# Records provided

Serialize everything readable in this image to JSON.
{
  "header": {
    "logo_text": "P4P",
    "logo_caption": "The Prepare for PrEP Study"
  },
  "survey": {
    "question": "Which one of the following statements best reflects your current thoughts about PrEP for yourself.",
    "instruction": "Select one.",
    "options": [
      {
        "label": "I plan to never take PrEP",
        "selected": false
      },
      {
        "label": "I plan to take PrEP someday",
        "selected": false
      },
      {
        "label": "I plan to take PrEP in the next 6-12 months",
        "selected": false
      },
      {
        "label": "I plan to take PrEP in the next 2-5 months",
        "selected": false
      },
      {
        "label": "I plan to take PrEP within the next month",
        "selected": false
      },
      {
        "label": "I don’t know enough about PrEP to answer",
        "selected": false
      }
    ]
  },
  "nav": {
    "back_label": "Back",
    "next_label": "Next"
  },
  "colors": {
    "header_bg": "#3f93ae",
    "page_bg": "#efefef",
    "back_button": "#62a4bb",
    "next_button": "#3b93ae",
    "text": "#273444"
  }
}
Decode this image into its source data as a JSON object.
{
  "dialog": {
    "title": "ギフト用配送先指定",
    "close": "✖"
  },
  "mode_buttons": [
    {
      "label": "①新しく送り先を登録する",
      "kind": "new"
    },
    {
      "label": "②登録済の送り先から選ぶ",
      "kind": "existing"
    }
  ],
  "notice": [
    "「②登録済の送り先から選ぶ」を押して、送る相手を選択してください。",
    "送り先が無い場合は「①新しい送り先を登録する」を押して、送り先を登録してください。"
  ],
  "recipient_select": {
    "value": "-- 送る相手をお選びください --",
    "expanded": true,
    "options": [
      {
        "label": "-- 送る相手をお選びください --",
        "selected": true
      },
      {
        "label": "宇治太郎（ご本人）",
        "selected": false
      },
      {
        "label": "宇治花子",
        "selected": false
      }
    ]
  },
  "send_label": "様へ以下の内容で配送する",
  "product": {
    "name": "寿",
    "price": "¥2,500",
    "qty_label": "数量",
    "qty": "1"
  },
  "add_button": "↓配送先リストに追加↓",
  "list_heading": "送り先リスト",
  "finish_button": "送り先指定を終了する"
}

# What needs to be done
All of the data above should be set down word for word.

# Answer section
Serialize everything readable in this image to JSON.
{
  "header": {
    "logo_text": "P4P",
    "logo_caption": "The Prepare for PrEP Study"
  },
  "survey": {
    "question": "Which one of the following statements best reflects your current thoughts about PrEP for yourself.",
    "instruction": "Select one.",
    "options": [
      {
        "label": "I plan to never take PrEP",
        "selected": false
      },
      {
        "label": "I plan to take PrEP someday",
        "selected": false
      },
      {
        "label": "I plan to take PrEP in the next 6-12 months",
        "selected": false
      },
      {
        "label": "I plan to take PrEP in the next 2-5 months",
        "selected": false
      },
      {
        "label": "I plan to take PrEP within the next month",
        "selected": false
      },
      {
        "label": "I don’t know enough about PrEP to answer",
        "selected": false
      }
    ]
  },
  "nav": {
    "back_label": "Back",
    "next_label": "Next"
  },
  "colors": {
    "header_bg": "#3f93ae",
    "page_bg": "#efefef",
    "back_button": "#62a4bb",
    "next_button": "#3b93ae",
    "text": "#273444"
  }
}
Decode this image into its source data as a JSON object.
{
  "dialog": {
    "title": "ギフト用配送先指定",
    "close": "✖"
  },
  "mode_buttons": [
    {
      "label": "①新しく送り先を登録する",
      "kind": "new"
    },
    {
      "label": "②登録済の送り先から選ぶ",
      "kind": "existing"
    }
  ],
  "notice": [
    "「②登録済の送り先から選ぶ」を押して、送る相手を選択してください。",
    "送り先が無い場合は「①新しい送り先を登録する」を押して、送り先を登録してください。"
  ],
  "recipient_select": {
    "value": "-- 送る相手をお選びください --",
    "expanded": true,
    "options": [
      {
        "label": "-- 送る相手をお選びください --",
        "selected": true
      },
      {
        "label": "宇治太郎（ご本人）",
        "selected": false
      },
      {
        "label": "宇治花子",
        "selected": false
      }
    ]
  },
  "send_label": "様へ以下の内容で配送する",
  "product": {
    "name": "寿",
    "price": "¥2,500",
    "qty_label": "数量",
    "qty": "1"
  },
  "add_button": "↓配送先リストに追加↓",
  "list_heading": "送り先リスト",
  "finish_button": "送り先指定を終了する"
}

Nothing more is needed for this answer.